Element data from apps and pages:
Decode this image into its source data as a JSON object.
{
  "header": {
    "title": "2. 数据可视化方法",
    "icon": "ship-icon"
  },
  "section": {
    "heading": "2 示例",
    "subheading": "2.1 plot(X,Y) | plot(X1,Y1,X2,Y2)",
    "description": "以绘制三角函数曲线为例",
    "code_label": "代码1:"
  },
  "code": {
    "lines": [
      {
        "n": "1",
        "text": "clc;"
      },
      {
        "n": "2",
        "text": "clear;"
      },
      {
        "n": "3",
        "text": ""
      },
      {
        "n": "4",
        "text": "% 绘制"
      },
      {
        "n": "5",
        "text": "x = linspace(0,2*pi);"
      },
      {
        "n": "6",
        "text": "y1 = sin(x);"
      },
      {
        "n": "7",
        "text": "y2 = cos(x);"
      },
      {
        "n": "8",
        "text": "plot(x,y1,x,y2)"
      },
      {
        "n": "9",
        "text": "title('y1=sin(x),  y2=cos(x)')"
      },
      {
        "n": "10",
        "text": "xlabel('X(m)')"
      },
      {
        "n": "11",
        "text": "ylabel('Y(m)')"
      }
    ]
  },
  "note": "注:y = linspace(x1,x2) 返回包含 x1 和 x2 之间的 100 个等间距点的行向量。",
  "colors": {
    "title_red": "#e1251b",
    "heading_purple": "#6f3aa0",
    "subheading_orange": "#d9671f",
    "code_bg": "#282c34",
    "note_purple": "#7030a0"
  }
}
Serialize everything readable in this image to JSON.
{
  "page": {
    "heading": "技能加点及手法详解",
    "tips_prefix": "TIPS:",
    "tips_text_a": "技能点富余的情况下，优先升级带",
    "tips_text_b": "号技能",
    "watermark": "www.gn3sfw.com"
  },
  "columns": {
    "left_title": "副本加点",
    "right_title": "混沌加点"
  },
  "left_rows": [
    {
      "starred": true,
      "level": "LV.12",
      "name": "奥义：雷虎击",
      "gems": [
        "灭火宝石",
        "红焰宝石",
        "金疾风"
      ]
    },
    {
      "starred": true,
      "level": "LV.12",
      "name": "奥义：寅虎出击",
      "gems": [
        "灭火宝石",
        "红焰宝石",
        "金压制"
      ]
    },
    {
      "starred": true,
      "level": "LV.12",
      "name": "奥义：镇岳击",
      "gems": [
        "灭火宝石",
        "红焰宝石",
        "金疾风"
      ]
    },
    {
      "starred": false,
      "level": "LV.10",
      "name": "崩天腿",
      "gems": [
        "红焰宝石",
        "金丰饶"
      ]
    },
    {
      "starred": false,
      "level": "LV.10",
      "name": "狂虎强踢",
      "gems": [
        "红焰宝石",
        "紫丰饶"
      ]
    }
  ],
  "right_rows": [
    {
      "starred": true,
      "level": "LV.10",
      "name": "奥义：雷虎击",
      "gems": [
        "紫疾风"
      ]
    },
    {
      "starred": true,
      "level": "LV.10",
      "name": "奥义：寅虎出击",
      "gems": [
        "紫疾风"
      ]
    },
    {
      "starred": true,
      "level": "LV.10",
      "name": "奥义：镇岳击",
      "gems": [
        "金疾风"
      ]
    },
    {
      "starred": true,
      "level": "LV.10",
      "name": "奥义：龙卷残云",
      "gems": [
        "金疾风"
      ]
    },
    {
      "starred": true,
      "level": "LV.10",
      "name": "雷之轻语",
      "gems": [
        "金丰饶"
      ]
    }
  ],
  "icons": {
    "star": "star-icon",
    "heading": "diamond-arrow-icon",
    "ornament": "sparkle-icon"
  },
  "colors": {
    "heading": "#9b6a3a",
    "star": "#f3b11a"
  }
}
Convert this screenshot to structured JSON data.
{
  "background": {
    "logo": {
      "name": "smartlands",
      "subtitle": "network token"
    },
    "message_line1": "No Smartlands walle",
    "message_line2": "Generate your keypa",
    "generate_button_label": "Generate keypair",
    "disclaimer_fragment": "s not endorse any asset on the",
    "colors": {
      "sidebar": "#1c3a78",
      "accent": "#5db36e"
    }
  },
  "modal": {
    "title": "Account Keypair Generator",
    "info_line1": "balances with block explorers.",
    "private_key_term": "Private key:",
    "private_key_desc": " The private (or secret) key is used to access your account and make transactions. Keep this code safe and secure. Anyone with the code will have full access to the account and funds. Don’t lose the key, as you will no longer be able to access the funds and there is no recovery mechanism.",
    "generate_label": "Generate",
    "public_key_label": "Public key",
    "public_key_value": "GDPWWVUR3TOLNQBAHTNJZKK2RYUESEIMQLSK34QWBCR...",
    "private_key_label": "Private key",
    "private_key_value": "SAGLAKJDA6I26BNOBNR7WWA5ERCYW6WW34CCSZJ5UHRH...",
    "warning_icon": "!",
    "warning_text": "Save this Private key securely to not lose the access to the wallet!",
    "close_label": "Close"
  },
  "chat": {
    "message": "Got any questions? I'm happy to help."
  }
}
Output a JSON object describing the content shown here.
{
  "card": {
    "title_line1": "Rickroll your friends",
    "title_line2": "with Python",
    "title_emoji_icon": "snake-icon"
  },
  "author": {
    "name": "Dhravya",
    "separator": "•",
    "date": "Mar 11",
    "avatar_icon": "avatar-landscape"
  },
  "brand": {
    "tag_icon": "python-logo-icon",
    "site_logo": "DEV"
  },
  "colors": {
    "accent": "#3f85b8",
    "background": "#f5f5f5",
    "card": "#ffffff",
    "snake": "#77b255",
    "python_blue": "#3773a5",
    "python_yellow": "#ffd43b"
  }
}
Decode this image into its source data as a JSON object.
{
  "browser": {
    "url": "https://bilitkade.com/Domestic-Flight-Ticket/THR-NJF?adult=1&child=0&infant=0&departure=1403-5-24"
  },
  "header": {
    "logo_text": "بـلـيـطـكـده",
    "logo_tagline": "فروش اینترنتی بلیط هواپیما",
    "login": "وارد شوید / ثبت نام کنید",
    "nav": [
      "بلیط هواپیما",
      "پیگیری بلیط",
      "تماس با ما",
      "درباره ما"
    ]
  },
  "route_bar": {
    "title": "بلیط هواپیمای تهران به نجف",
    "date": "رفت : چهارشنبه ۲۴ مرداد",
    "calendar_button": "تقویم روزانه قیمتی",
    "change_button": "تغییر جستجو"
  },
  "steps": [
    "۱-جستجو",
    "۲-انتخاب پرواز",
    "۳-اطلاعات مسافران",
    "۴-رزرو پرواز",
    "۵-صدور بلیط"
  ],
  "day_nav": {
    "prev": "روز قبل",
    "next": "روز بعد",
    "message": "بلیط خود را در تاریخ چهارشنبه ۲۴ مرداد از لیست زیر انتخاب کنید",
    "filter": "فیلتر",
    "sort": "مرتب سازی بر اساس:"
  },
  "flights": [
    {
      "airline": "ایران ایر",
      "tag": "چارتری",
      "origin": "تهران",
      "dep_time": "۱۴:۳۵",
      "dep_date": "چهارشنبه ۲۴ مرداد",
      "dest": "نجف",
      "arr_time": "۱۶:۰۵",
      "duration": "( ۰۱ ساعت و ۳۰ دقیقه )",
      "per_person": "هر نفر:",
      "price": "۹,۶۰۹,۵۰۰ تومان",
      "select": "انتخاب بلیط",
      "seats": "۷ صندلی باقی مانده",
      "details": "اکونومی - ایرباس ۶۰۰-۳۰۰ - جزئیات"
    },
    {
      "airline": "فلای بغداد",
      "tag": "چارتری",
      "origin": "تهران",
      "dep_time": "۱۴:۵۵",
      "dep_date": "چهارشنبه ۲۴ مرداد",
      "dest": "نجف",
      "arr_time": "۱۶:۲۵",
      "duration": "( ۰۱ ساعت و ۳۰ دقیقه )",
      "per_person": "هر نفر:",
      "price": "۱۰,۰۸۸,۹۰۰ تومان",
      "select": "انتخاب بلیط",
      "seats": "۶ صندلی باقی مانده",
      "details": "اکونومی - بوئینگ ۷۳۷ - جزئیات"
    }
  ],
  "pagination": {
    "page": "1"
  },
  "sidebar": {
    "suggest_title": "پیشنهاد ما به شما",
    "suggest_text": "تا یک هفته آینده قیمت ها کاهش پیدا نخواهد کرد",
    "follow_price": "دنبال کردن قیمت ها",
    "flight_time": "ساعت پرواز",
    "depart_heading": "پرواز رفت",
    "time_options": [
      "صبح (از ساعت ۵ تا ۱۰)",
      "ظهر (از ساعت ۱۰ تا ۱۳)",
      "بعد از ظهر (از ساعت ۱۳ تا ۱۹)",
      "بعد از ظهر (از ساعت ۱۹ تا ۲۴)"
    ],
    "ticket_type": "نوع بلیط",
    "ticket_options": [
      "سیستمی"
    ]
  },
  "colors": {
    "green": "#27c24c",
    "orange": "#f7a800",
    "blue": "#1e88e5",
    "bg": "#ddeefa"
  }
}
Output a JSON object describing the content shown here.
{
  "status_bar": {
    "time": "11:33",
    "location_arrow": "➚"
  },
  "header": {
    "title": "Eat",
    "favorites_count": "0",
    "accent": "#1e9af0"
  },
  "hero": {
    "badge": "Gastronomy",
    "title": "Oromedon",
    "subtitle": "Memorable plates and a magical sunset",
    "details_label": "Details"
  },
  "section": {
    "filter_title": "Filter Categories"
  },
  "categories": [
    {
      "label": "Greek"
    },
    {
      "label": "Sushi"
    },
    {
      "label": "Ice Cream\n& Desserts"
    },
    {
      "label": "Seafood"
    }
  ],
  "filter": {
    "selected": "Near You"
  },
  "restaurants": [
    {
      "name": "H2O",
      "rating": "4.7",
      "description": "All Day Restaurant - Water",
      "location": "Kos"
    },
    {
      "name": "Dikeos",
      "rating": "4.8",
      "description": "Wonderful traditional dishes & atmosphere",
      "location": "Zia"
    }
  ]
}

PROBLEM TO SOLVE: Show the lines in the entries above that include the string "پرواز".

OUTPUT BELOW:
    "۲-انتخاب پرواز",
    "۴-رزرو پرواز",
    "flight_time": "ساعت پرواز",
    "depart_heading": "پرواز رفت",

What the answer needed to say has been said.